One comment on December 29 had incisive criticism of both those who would control dissent through threats, as well as those who would organize disruption for its own sake: "My freedoms are being abridged by some folks' fury, and other's fear. If you are ruled by either, and especially both, you have a war to win in your heart before you can do much anywhere else."
When asked if he supported the post that threatened those who step out of line, Hallberg said no. "I think the person who posted that was probably a little impulsive," he said. "Testifying against other protesters would start a really bad trend."
But he reiterated the request to keep confrontational actions elsewhere. "The focus of the impeachment movement is to inform and motivate the public to do something toward impeachment; it is not about confronting the police."
In posts on December 17 and December 29, Barbara G. Ellis emphasized that the intention of the gathering is to create a human chain, and would not include speeches or chants, and that signs should be worn on jackets or hats so that people could hold hands. She suggested the following themes for signs: "Iraq exit, peace, impeachment, 3000 KIAs."
According to Dan Denvir, organizer with Portland Central American Solidarity Committee, requests and guidelines are commonly and justifiably put forth by organizers in a variety of political actions. "While I think is completely out of line for someone to threaten to call the cops on fellow protesters, I do think its reasonable for protesters planning an action to stipulate the general character of an action," he said, when asked for comment.
Denvir drew a distinction between this situation and a more pressing political event that demand broad-based organizing. "Its one thing when there's a summit or some sort of event like George Bush coming to town, where people from multiple tendencies on the left would have an interest in attending and disrupting. In a context like that, I think there's a responsibility for people from different ideological and tactical perspectives to dialogue and come to some sort of consensus on mutual tolerance."
"But in a case like this, there's not something particular about the Steel Bridge that would be attracting people if this group hadn't called an action... If they'd like people not to participate in direct action on the Steel Bridge, I think that's reasonable. People are, of course, free to organize their own action more in line with their ideological and tactical positions if they'd like to, like on a neighboring bridge."
"There's no political action that's intrinsically progressive or revolutionary," Denvir added. "They are only so in terms of its social and historical context, and whether it concretely makes the world a better place -- by transforming economic and human relations."
The online dialogues in the aftermath of October 5 contained the seeds of such transformation in the human realm. While full of indignation and frustration, they also contained epiphanies -- moments of exuberance and gratitude as people recounted moments of connection across divides. CatWoman recounts one:
"Somewhere in that conversation, a healing began. I could feel a thawing in the long, cold rift that has frozen the ground between liberals and radicals in this city for years... Somehow, it was surprising to me that this man sat there with me for so long, actively listening and mulling over what I said.
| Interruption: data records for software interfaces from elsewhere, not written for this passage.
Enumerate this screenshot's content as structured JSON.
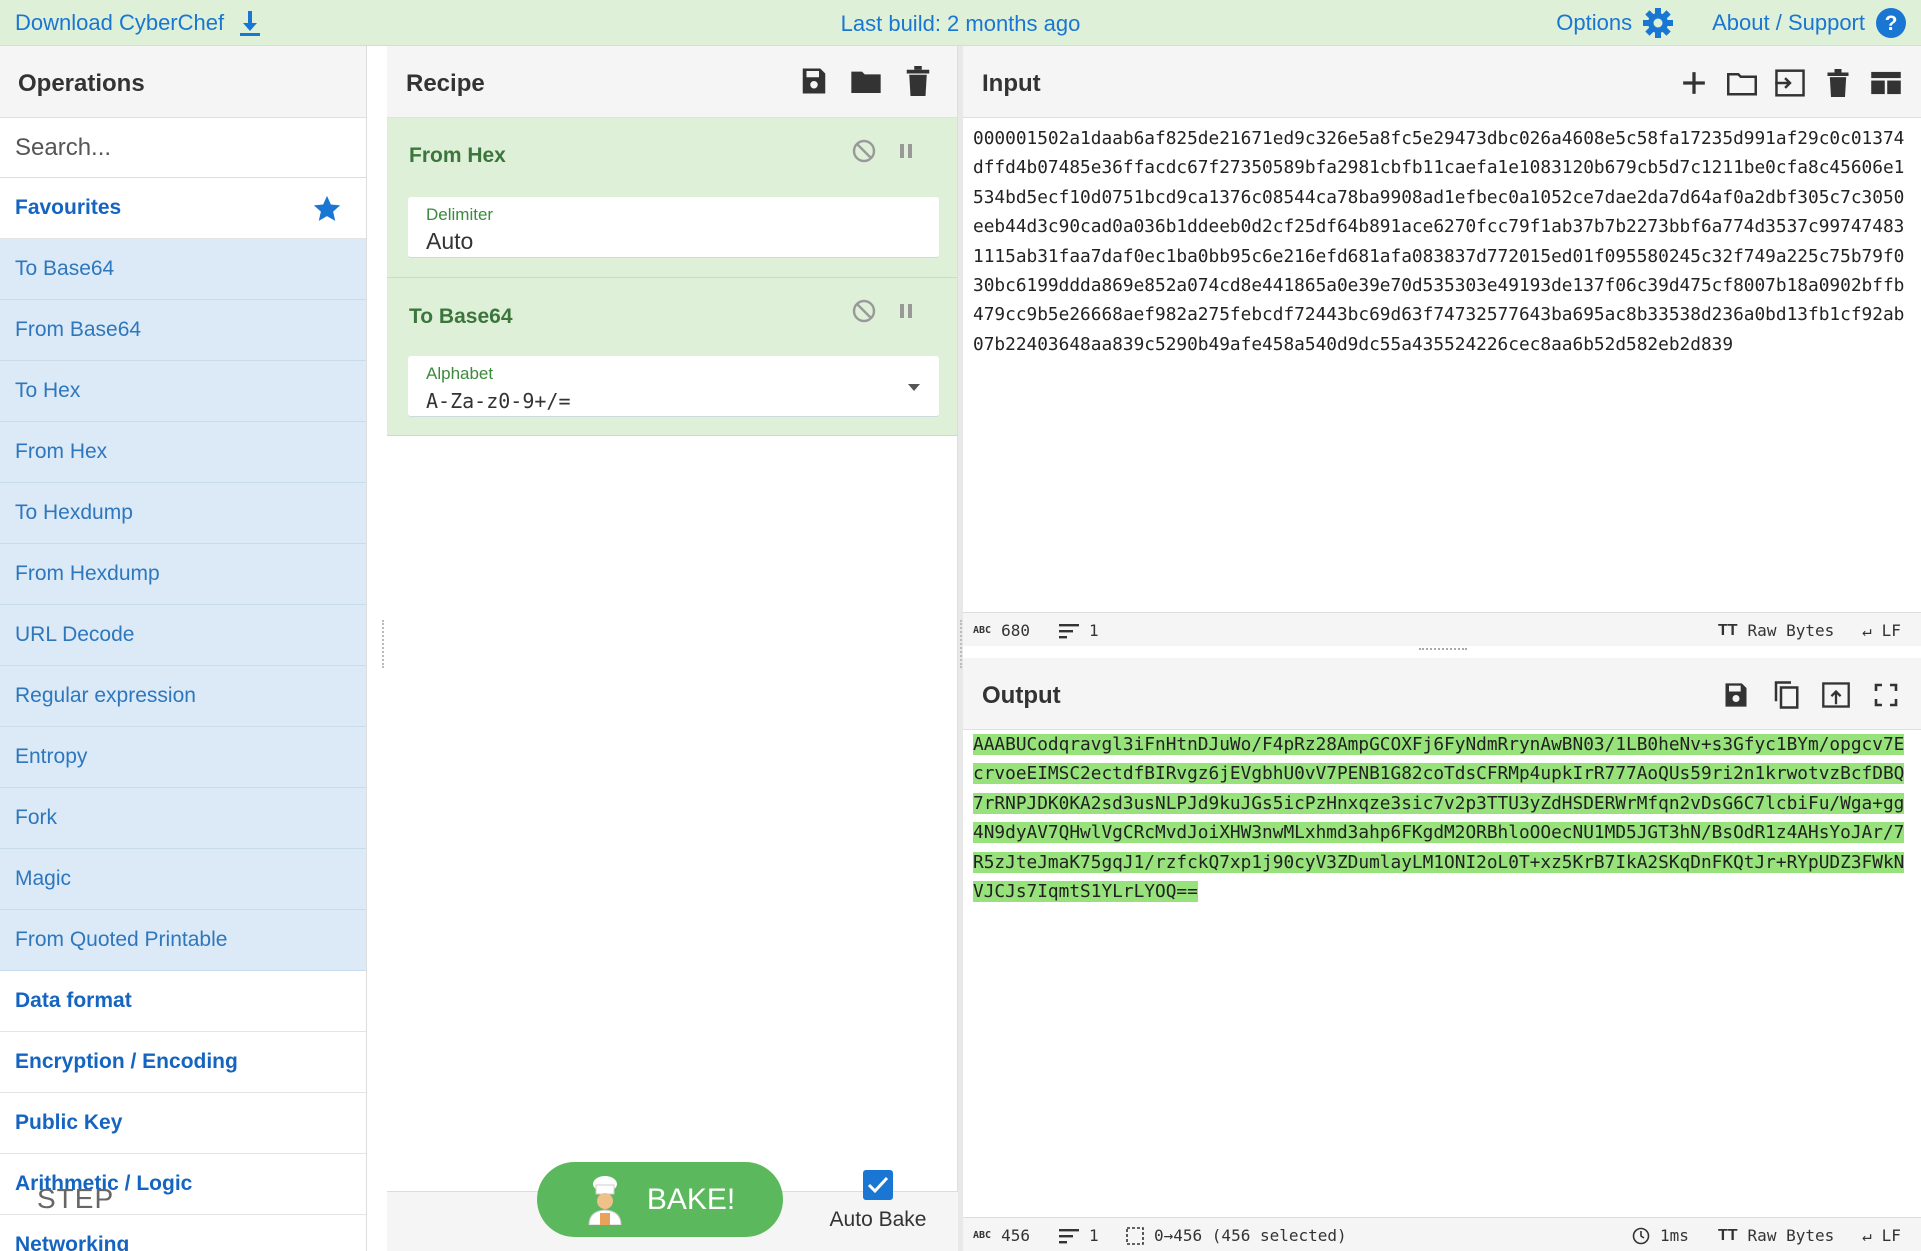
{
  "banner": {
    "download_label": "Download CyberChef",
    "last_build": "Last build: 2 months ago",
    "options_label": "Options",
    "about_label": "About / Support"
  },
  "operations": {
    "title": "Operations",
    "search_placeholder": "Search...",
    "favourites_label": "Favourites",
    "items": [
      "To Base64",
      "From Base64",
      "To Hex",
      "From Hex",
      "To Hexdump",
      "From Hexdump",
      "URL Decode",
      "Regular expression",
      "Entropy",
      "Fork",
      "Magic",
      "From Quoted Printable"
    ],
    "categories": [
      "Data format",
      "Encryption / Encoding",
      "Public Key",
      "Arithmetic / Logic",
      "Networking"
    ]
  },
  "recipe": {
    "title": "Recipe",
    "ops": [
      {
        "name": "From Hex",
        "arg_label": "Delimiter",
        "arg_value": "Auto"
      },
      {
        "name": "To Base64",
        "arg_label": "Alphabet",
        "arg_value": "A-Za-z0-9+/="
      }
    ],
    "step_label": "STEP",
    "bake_label": "BAKE!",
    "autobake_label": "Auto Bake",
    "autobake_checked": true
  },
  "input": {
    "title": "Input",
    "text": "000001502a1daab6af825de21671ed9c326e5a8fc5e29473dbc026a4608e5c58fa17235d991af29c0c01374dffd4b07485e36ffacdc67f27350589bfa2981cbfb11caefa1e1083120b679cb5d7c1211be0cfa8c45606e1534bd5ecf10d0751bcd9ca1376c08544ca78ba9908ad1efbec0a1052ce7dae2da7d64af0a2dbf305c7c3050eeb44d3c90cad0a036b1ddeeb0d2cf25df64b891ace6270fcc79f1ab37b7b2273bbf6a774d3537c997474831115ab31faa7daf0ec1ba0bb95c6e216efd681afa083837d772015ed01f095580245c32f749a225c75b79f030bc6199ddda869e852a074cd8e441865a0e39e70d535303e49193de137f06c39d475cf8007b18a0902bffb479cc9b5e26668aef982a275febcdf72443bc69d63f74732577643ba695ac8b33538d236a0bd13fb1cf92ab07b22403648aa839c5290b49afe458a540d9dc55a435524226cec8aa6b52d582eb2d839",
    "status": {
      "length": "680",
      "lines": "1",
      "encoding": "Raw Bytes",
      "eol": "LF"
    }
  },
  "output": {
    "title": "Output",
    "text": "AAABUCodqravgl3iFnHtnDJuWo/F4pRz28AmpGCOXFj6FyNdmRrynAwBN03/1LB0heNv+s3Gfyc1BYm/opgcv7EcrvoeEIMSC2ectdfBIRvgz6jEVgbhU0vV7PENB1G82coTdsCFRMp4upkIrR777AoQUs59ri2n1krwotvzBcfDBQ7rRNPJDK0KA2sd3usNLPJd9kuJGs5icPzHnxqze3sic7v2p3TTU3yZdHSDERWrMfqn2vDsG6C7lcbiFu/Wga+gg4N9dyAV7QHwlVgCRcMvdJoiXHW3nwMLxhmd3ahp6FKgdM2ORBhloOOecNU1MD5JGT3hN/BsOdR1z4AHsYoJAr/7R5zJteJmaK75gqJ1/rzfckQ7xp1j90cyV3ZDumlayLM1ONI2oL0T+xz5KrB7IkA2SKqDnFKQtJr+RYpUDZ3FWkNVJCJs7IqmtS1YLrLYOQ==",
    "status": {
      "length": "456",
      "lines": "1",
      "selection": "0→456 (456 selected)",
      "time": "1ms",
      "encoding": "Raw Bytes",
      "eol": "LF"
    }
  },
  "colors": {
    "accent": "#1976d2",
    "bake": "#5cb85c",
    "recipe_bg": "#dff0d8",
    "fav_bg": "#dbeaf6",
    "highlight": "#98e27c"
  }
}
Not in that shallow, "political" way that is the hallmark of the liberal mindset. Not in a dismissive, yeh-yeh-yeh-whatever kind of way. But in a sincere, thoughtful way that began to absorb what I was saying. And I wonder if the next event that he's involved with will be different."